Keep only the lines that hold the string "text", filtering out the rest of the entries below.

-=-=-

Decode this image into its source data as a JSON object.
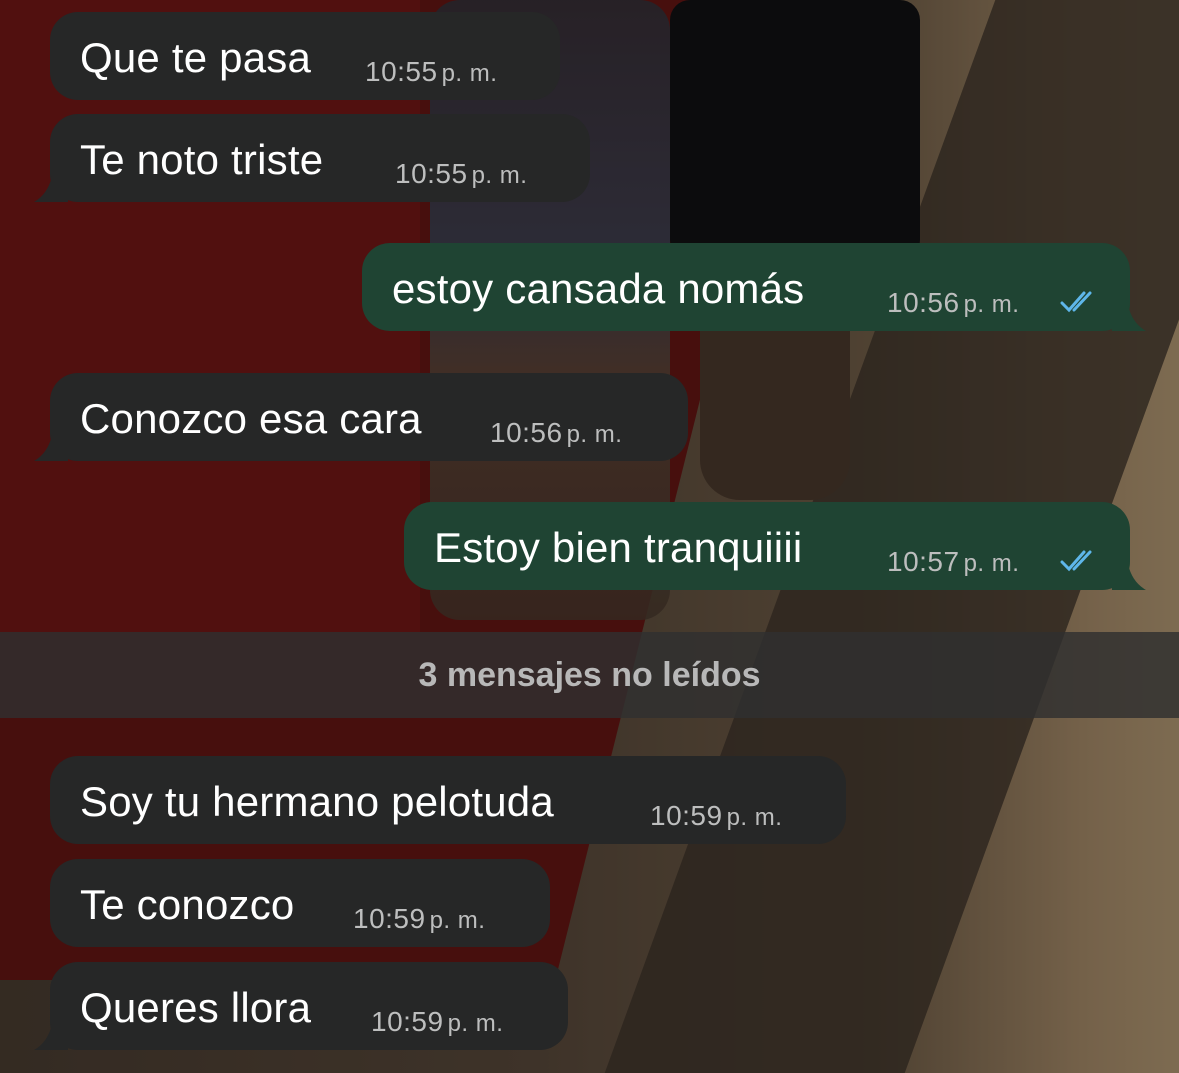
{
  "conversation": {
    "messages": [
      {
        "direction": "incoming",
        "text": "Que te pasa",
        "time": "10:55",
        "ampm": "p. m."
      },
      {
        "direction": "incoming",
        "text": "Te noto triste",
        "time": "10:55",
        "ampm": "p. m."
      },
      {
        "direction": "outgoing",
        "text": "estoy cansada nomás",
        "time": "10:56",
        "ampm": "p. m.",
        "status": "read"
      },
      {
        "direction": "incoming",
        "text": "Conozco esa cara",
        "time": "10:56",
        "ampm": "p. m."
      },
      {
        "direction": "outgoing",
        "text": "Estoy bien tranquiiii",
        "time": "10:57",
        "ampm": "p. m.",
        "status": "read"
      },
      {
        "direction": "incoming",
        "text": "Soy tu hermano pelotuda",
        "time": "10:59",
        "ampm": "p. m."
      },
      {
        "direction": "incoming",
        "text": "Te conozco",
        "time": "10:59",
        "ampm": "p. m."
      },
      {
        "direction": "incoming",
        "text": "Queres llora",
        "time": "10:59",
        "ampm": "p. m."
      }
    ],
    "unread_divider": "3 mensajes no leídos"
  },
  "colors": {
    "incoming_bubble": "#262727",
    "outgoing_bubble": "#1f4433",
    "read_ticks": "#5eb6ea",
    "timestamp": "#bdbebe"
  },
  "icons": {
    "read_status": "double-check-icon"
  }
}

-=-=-

§ **Exercise result**:
        "text": "Que te pasa",
        "text": "Te noto triste",
        "text": "estoy cansada nomás",
        "text": "Conozco esa cara",
        "text": "Estoy bien tranquiiii",
        "text": "Soy tu hermano pelotuda",
        "text": "Te conozco",
        "text": "Queres llora",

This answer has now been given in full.